The Musikverein (Music Society) maintains this ornate historic concert hall in the center of Vienna. The one concert I attended here was many years ago, so I have no photos of the inside, but you can easily see what it looks like by watching (for example) the annual televised New Year’s Concert by the Vienna Philharmonic Orchestra. In case you missed any of these, several can still be seen on YouTube, such as this one from 2014.
On the sidewalk in front of the Musikverein (as by the Theater an der Wien) there are a number of stars commemorating famous composers. The star in this photo honors Alexander von Zemlinsky (1871-1942), one of the many composers who had to flee from the Nazis when they came into power in Germany and later in Austria. Zemlinsky died in poverty in Larchmont, New York, in 1942, leaving a not-quite-finished opera called Der König Kandaules which was not performed until 1996. I have seen it twice, in Cologne and Kaiserslautern. Two of his short operas, Eine florentinische Tragödie (A Florentine Tragedy) and Der Zwerg (The Dwarf), both based on texts by Oscar Wilde, were staged in 2007 by the Frankfurt Opera, where I saw them several times.
If Paul Hindemith (1895-1963) had been born a century later I would probably know him, since as a young man he was the Konzertmeister (concert master) of the Frankfurt Opera Orchestra for several years, starting at age 20. As it is, I have seen two of his operas, Neues vom Tage in Cologne and Cardillac in Frankfurt and Bonn. Hindemith himself was not Jewish, but his wife was, so to escape the Nazis they emigrated, first to Switzerland and then to America. During the Nazi period Hindemith’s music was banned as “degenerate” in Germany and Austria.
Arnold Schönberg (1874-1951) also emigrated to the United States to escape the Nazis. He is known mainly as a leading proponent of twelve-tone music. His melodrama Pierrot Lunaire was recently staged at the Bockenheimer Depot in Frankfurt by the ever-inventive young stage director Dorothea Kirschbaum. I wish I could say I liked Pierrot Lunaire, but unfortunately I don’t seem to be cut out for that sort of thing.
Johannes Brahms (1833-1897) never composed any operas, but numerous major works for orchestra.
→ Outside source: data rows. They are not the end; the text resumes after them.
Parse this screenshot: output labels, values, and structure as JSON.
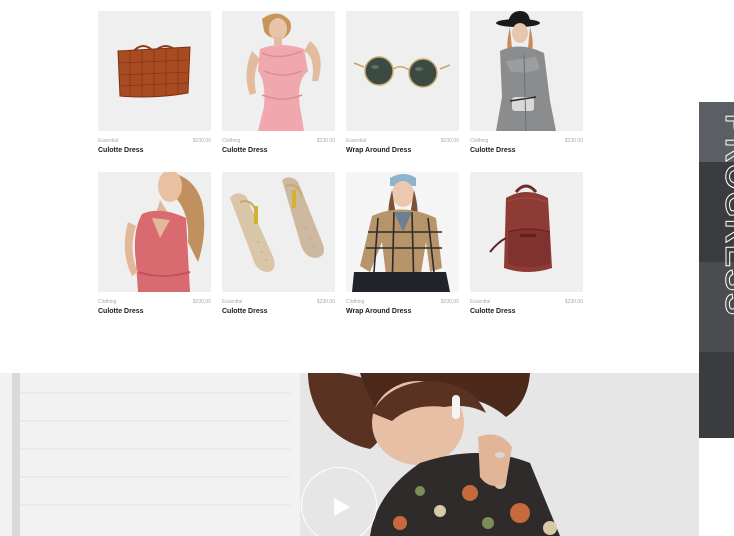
{
  "products": [
    {
      "category": "Essential",
      "price": "$230.00",
      "name": "Culotte Dress",
      "image": "brown-leather-handbag"
    },
    {
      "category": "Clothing",
      "price": "$230.00",
      "name": "Culotte Dress",
      "image": "model-pink-ruffle-dress"
    },
    {
      "category": "Essential",
      "price": "$230.00",
      "name": "Wrap Around Dress",
      "image": "round-sunglasses"
    },
    {
      "category": "Clothing",
      "price": "$230.00",
      "name": "Culotte Dress",
      "image": "model-grey-coat-hat"
    },
    {
      "category": "Clothing",
      "price": "$230.00",
      "name": "Culotte Dress",
      "image": "model-pink-sleeveless-dress"
    },
    {
      "category": "Essential",
      "price": "$230.00",
      "name": "Culotte Dress",
      "image": "strappy-heeled-sandals"
    },
    {
      "category": "Clothing",
      "price": "$230.00",
      "name": "Wrap Around Dress",
      "image": "model-plaid-shirt-beanie"
    },
    {
      "category": "Essential",
      "price": "$230.00",
      "name": "Culotte Dress",
      "image": "burgundy-leather-backpack"
    }
  ],
  "side_banner": {
    "text": "PROGRESS"
  },
  "hero": {
    "image": "woman-with-earbuds-floral-shirt",
    "play_icon": "play-icon"
  }
}
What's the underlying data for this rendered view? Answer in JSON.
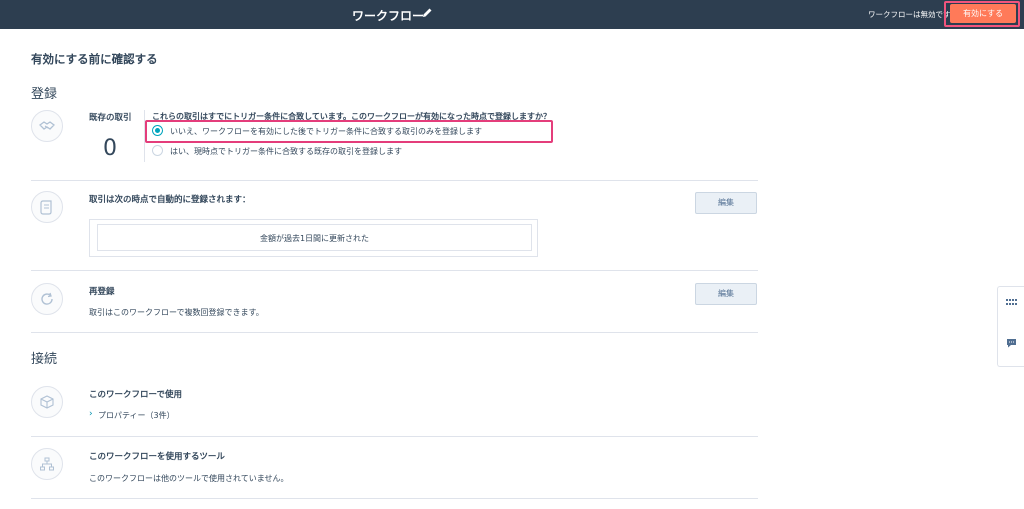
{
  "header": {
    "workflow_title": "ワークフロー",
    "status_text": "ワークフローは無効です",
    "activate_label": "有効にする"
  },
  "page_title": "有効にする前に確認する",
  "enrollment": {
    "section_title": "登録",
    "existing": {
      "label": "既存の取引",
      "count": "0",
      "question": "これらの取引はすでにトリガー条件に合致しています。このワークフローが有効になった時点で登録しますか？",
      "options": [
        {
          "label": "いいえ、ワークフローを有効にした後でトリガー条件に合致する取引のみを登録します",
          "selected": true
        },
        {
          "label": "はい、現時点でトリガー条件に合致する既存の取引を登録します",
          "selected": false
        }
      ]
    },
    "auto": {
      "title": "取引は次の時点で自動的に登録されます：",
      "edit_label": "編集",
      "criteria": "金額が過去1日間に更新された"
    },
    "reenroll": {
      "title": "再登録",
      "description": "取引はこのワークフローで複数回登録できます。",
      "edit_label": "編集"
    }
  },
  "connections": {
    "section_title": "接続",
    "used_in": {
      "title": "このワークフローで使用",
      "item": "プロパティー（3件）"
    },
    "tools": {
      "title": "このワークフローを使用するツール",
      "description": "このワークフローは他のツールで使用されていません。"
    }
  }
}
As I have written in one of my Copenhagen posts, the First Symphony by Brahms was one that I was rather ODed on as a child, because it was the only piece of classical music that my grandparents had on old 78 rpm records, so I heard it over and over again and have not gone out of my way to hear it as an adult.
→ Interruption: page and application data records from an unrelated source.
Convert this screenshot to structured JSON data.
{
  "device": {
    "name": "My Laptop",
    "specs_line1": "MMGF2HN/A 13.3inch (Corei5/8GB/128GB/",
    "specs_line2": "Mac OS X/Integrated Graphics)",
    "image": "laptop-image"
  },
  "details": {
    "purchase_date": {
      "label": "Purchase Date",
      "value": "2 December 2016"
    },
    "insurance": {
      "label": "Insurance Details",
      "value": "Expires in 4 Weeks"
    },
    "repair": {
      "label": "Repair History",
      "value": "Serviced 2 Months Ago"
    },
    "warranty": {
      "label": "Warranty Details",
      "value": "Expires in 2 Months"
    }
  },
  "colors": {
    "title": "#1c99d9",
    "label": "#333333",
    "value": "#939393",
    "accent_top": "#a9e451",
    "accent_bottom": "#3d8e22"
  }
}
My photos in this post are from 2016. I revised the text in 2017.
See more posts on Vienna, Austria.
6 thoughts on “Musikverein in Vienna”
Ah, 78s! I remember them not because anyone in my family had them but rather a neighbour did and occasionally he would come round to visit my grandparents and bring his gramophone and 78s for an evening’s entertainment. I remember he used to bring chocolates for us kids. The chocolate, at that point, was infinitely more interesting to me than his 78s.
Wouldn’t that be something special, to go to one of those concerts in Vienna.
Paul Hindemith wrote a Sonata for Flute and Piano.
Enjoyed reading your blogpost! The stories of some of the composers are so sad and tragic. It certainly is important not to forget what they had to endure while creating such wonderful works.
So many precious memories! When I was a student we had a socialist government (one that really deserves the name – Bruno Kreisky era). One day it was decided that tickets that had not been sold up to 10 minutes before the start of a performance in a state theater (operas, concert halls, theaters) could be purchased by students for ATS 20 (c. 5 Euros). Sometimes I sat in the best seats. Nathan Milstein, Igor and David Oistrach, Giles, Richter … I was able to experience all of them and yet I was so poor that I could otherwise only afford standing room at the opera.
Great that you could attend such outstanding performances as a student. (Though if they only started selling 10 minutes beforehand it must have been a huge rush to get to your seat.)
When I was a student in New York I used to get free recital tickets for Carnegie Hall — but only for recitals that weren’t selling well, so the hall wouldn’t be embarrassingly empty. This was known as ‘papering the house.’
I totally missed this, and I visited Vienna so many times :))